- _WHAT THIS TASK INVOLVES_
Could each record be written out again exactly as it stands?

Page and application data records
┄┄┄┄┄┄┄┄┄┄┄┄┄┄┄┄┄┄┄┄

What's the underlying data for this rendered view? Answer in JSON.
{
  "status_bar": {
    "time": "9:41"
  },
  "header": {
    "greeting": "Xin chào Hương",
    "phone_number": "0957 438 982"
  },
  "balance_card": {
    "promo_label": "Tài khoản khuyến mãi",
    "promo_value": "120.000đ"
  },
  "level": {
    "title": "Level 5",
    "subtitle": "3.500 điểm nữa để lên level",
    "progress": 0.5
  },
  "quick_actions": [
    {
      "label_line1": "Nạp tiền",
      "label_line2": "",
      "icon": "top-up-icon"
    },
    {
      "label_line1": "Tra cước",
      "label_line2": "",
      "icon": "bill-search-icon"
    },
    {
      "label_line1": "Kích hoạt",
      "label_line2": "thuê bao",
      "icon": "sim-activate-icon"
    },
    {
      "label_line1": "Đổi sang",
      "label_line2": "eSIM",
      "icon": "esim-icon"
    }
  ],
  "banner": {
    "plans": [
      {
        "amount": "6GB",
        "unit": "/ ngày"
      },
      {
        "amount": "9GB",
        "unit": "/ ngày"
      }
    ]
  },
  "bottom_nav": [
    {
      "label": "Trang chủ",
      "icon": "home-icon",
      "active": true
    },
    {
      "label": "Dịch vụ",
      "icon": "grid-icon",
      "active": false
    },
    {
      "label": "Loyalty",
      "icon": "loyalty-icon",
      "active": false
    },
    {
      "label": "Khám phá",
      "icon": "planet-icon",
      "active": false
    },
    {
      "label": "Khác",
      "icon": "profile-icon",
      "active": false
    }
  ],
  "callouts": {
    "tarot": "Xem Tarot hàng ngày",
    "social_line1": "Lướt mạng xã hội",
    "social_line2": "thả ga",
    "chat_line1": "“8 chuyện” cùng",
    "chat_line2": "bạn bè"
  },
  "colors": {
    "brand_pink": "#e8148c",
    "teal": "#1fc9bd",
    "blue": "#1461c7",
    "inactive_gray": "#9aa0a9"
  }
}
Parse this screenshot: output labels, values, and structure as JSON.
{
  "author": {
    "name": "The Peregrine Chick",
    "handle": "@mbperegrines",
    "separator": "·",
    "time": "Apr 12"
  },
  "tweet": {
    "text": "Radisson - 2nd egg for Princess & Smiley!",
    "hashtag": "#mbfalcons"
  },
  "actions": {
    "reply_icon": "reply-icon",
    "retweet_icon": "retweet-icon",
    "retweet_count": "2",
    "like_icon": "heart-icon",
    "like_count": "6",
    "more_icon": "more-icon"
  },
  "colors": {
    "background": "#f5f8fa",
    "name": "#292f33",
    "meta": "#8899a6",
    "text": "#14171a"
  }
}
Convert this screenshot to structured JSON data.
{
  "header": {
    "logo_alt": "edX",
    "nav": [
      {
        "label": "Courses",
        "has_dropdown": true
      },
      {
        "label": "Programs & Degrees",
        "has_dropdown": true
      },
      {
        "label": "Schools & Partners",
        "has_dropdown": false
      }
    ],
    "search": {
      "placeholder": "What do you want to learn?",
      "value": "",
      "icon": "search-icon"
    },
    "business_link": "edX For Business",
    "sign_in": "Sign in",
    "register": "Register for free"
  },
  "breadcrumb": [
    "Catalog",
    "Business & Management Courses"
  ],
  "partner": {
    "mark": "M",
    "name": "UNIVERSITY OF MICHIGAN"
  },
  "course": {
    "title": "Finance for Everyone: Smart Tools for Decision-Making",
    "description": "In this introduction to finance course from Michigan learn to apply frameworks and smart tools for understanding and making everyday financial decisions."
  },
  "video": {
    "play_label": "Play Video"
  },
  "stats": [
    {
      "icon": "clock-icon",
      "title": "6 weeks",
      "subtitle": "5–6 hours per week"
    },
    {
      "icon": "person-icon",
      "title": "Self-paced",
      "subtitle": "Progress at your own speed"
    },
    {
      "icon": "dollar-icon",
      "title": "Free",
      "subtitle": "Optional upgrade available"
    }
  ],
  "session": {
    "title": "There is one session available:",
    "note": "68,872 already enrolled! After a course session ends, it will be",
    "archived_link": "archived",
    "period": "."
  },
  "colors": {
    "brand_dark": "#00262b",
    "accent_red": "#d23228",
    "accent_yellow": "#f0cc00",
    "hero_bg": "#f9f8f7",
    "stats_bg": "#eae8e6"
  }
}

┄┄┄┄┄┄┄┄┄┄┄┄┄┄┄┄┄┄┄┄

- _RESPONSE AREA_
What's the underlying data for this rendered view? Answer in JSON.
{
  "status_bar": {
    "time": "9:41"
  },
  "header": {
    "greeting": "Xin chào Hương",
    "phone_number": "0957 438 982"
  },
  "balance_card": {
    "promo_label": "Tài khoản khuyến mãi",
    "promo_value": "120.000đ"
  },
  "level": {
    "title": "Level 5",
    "subtitle": "3.500 điểm nữa để lên level",
    "progress": 0.5
  },
  "quick_actions": [
    {
      "label_line1": "Nạp tiền",
      "label_line2": "",
      "icon": "top-up-icon"
    },
    {
      "label_line1": "Tra cước",
      "label_line2": "",
      "icon": "bill-search-icon"
    },
    {
      "label_line1": "Kích hoạt",
      "label_line2": "thuê bao",
      "icon": "sim-activate-icon"
    },
    {
      "label_line1": "Đổi sang",
      "label_line2": "eSIM",
      "icon": "esim-icon"
    }
  ],
  "banner": {
    "plans": [
      {
        "amount": "6GB",
        "unit": "/ ngày"
      },
      {
        "amount": "9GB",
        "unit": "/ ngày"
      }
    ]
  },
  "bottom_nav": [
    {
      "label": "Trang chủ",
      "icon": "home-icon",
      "active": true
    },
    {
      "label": "Dịch vụ",
      "icon": "grid-icon",
      "active": false
    },
    {
      "label": "Loyalty",
      "icon": "loyalty-icon",
      "active": false
    },
    {
      "label": "Khám phá",
      "icon": "planet-icon",
      "active": false
    },
    {
      "label": "Khác",
      "icon": "profile-icon",
      "active": false
    }
  ],
  "callouts": {
    "tarot": "Xem Tarot hàng ngày",
    "social_line1": "Lướt mạng xã hội",
    "social_line2": "thả ga",
    "chat_line1": "“8 chuyện” cùng",
    "chat_line2": "bạn bè"
  },
  "colors": {
    "brand_pink": "#e8148c",
    "teal": "#1fc9bd",
    "blue": "#1461c7",
    "inactive_gray": "#9aa0a9"
  }
}
Parse this screenshot: output labels, values, and structure as JSON.
{
  "author": {
    "name": "The Peregrine Chick",
    "handle": "@mbperegrines",
    "separator": "·",
    "time": "Apr 12"
  },
  "tweet": {
    "text": "Radisson - 2nd egg for Princess & Smiley!",
    "hashtag": "#mbfalcons"
  },
  "actions": {
    "reply_icon": "reply-icon",
    "retweet_icon": "retweet-icon",
    "retweet_count": "2",
    "like_icon": "heart-icon",
    "like_count": "6",
    "more_icon": "more-icon"
  },
  "colors": {
    "background": "#f5f8fa",
    "name": "#292f33",
    "meta": "#8899a6",
    "text": "#14171a"
  }
}
Convert this screenshot to structured JSON data.
{
  "header": {
    "logo_alt": "edX",
    "nav": [
      {
        "label": "Courses",
        "has_dropdown": true
      },
      {
        "label": "Programs & Degrees",
        "has_dropdown": true
      },
      {
        "label": "Schools & Partners",
        "has_dropdown": false
      }
    ],
    "search": {
      "placeholder": "What do you want to learn?",
      "value": "",
      "icon": "search-icon"
    },
    "business_link": "edX For Business",
    "sign_in": "Sign in",
    "register": "Register for free"
  },
  "breadcrumb": [
    "Catalog",
    "Business & Management Courses"
  ],
  "partner": {
    "mark": "M",
    "name": "UNIVERSITY OF MICHIGAN"
  },
  "course": {
    "title": "Finance for Everyone: Smart Tools for Decision-Making",
    "description": "In this introduction to finance course from Michigan learn to apply frameworks and smart tools for understanding and making everyday financial decisions."
  },
  "video": {
    "play_label": "Play Video"
  },
  "stats": [
    {
      "icon": "clock-icon",
      "title": "6 weeks",
      "subtitle": "5–6 hours per week"
    },
    {
      "icon": "person-icon",
      "title": "Self-paced",
      "subtitle": "Progress at your own speed"
    },
    {
      "icon": "dollar-icon",
      "title": "Free",
      "subtitle": "Optional upgrade available"
    }
  ],
  "session": {
    "title": "There is one session available:",
    "note": "68,872 already enrolled! After a course session ends, it will be",
    "archived_link": "archived",
    "period": "."
  },
  "colors": {
    "brand_dark": "#00262b",
    "accent_red": "#d23228",
    "accent_yellow": "#f0cc00",
    "hero_bg": "#f9f8f7",
    "stats_bg": "#eae8e6"
  }
}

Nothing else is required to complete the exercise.